What to produce |
From the first line to the last, copy the data below word for word.
Recorded data START
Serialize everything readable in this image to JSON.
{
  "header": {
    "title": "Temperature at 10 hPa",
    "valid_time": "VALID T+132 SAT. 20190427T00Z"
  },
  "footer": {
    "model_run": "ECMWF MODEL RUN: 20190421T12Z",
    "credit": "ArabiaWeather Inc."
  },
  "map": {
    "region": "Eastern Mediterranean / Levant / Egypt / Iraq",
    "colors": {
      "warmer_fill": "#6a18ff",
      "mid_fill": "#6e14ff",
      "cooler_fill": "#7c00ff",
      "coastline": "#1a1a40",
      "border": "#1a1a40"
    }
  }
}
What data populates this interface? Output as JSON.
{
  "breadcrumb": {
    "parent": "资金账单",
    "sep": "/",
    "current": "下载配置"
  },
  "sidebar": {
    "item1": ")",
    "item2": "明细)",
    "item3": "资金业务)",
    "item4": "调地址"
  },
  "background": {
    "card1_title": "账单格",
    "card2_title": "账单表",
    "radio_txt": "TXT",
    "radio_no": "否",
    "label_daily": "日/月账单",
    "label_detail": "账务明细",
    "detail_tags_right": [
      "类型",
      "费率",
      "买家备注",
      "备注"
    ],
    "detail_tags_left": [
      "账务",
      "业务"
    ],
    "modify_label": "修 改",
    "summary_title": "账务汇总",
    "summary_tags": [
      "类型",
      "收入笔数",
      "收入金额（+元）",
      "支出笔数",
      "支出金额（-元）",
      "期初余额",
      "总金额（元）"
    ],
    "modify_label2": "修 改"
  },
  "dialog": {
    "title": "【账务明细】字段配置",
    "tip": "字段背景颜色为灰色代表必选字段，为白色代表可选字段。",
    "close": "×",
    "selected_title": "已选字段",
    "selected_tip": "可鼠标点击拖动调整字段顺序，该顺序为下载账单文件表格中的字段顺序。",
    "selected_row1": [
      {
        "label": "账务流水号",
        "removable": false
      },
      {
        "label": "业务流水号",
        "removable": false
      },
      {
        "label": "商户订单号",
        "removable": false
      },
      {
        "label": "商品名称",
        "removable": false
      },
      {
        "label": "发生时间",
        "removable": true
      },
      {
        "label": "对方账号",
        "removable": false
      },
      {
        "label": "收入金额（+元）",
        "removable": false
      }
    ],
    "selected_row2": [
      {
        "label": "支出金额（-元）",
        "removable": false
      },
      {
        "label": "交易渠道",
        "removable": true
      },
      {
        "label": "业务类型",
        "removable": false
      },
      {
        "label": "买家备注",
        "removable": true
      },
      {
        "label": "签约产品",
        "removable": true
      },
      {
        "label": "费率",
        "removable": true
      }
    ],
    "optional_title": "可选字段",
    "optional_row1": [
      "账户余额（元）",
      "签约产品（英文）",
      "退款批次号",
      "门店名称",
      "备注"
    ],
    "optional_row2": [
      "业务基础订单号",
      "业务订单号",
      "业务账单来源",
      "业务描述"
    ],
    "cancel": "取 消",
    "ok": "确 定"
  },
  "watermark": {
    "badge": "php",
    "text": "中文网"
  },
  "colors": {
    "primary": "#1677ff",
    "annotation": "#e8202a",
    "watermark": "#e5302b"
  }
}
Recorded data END
Expected answer |
Serialize everything readable in this image to JSON.
{
  "header": {
    "title": "Temperature at 10 hPa",
    "valid_time": "VALID T+132 SAT. 20190427T00Z"
  },
  "footer": {
    "model_run": "ECMWF MODEL RUN: 20190421T12Z",
    "credit": "ArabiaWeather Inc."
  },
  "map": {
    "region": "Eastern Mediterranean / Levant / Egypt / Iraq",
    "colors": {
      "warmer_fill": "#6a18ff",
      "mid_fill": "#6e14ff",
      "cooler_fill": "#7c00ff",
      "coastline": "#1a1a40",
      "border": "#1a1a40"
    }
  }
}
What data populates this interface? Output as JSON.
{
  "breadcrumb": {
    "parent": "资金账单",
    "sep": "/",
    "current": "下载配置"
  },
  "sidebar": {
    "item1": ")",
    "item2": "明细)",
    "item3": "资金业务)",
    "item4": "调地址"
  },
  "background": {
    "card1_title": "账单格",
    "card2_title": "账单表",
    "radio_txt": "TXT",
    "radio_no": "否",
    "label_daily": "日/月账单",
    "label_detail": "账务明细",
    "detail_tags_right": [
      "类型",
      "费率",
      "买家备注",
      "备注"
    ],
    "detail_tags_left": [
      "账务",
      "业务"
    ],
    "modify_label": "修 改",
    "summary_title": "账务汇总",
    "summary_tags": [
      "类型",
      "收入笔数",
      "收入金额（+元）",
      "支出笔数",
      "支出金额（-元）",
      "期初余额",
      "总金额（元）"
    ],
    "modify_label2": "修 改"
  },
  "dialog": {
    "title": "【账务明细】字段配置",
    "tip": "字段背景颜色为灰色代表必选字段，为白色代表可选字段。",
    "close": "×",
    "selected_title": "已选字段",
    "selected_tip": "可鼠标点击拖动调整字段顺序，该顺序为下载账单文件表格中的字段顺序。",
    "selected_row1": [
      {
        "label": "账务流水号",
        "removable": false
      },
      {
        "label": "业务流水号",
        "removable": false
      },
      {
        "label": "商户订单号",
        "removable": false
      },
      {
        "label": "商品名称",
        "removable": false
      },
      {
        "label": "发生时间",
        "removable": true
      },
      {
        "label": "对方账号",
        "removable": false
      },
      {
        "label": "收入金额（+元）",
        "removable": false
      }
    ],
    "selected_row2": [
      {
        "label": "支出金额（-元）",
        "removable": false
      },
      {
        "label": "交易渠道",
        "removable": true
      },
      {
        "label": "业务类型",
        "removable": false
      },
      {
        "label": "买家备注",
        "removable": true
      },
      {
        "label": "签约产品",
        "removable": true
      },
      {
        "label": "费率",
        "removable": true
      }
    ],
    "optional_title": "可选字段",
    "optional_row1": [
      "账户余额（元）",
      "签约产品（英文）",
      "退款批次号",
      "门店名称",
      "备注"
    ],
    "optional_row2": [
      "业务基础订单号",
      "业务订单号",
      "业务账单来源",
      "业务描述"
    ],
    "cancel": "取 消",
    "ok": "确 定"
  },
  "watermark": {
    "badge": "php",
    "text": "中文网"
  },
  "colors": {
    "primary": "#1677ff",
    "annotation": "#e8202a",
    "watermark": "#e5302b"
  }
}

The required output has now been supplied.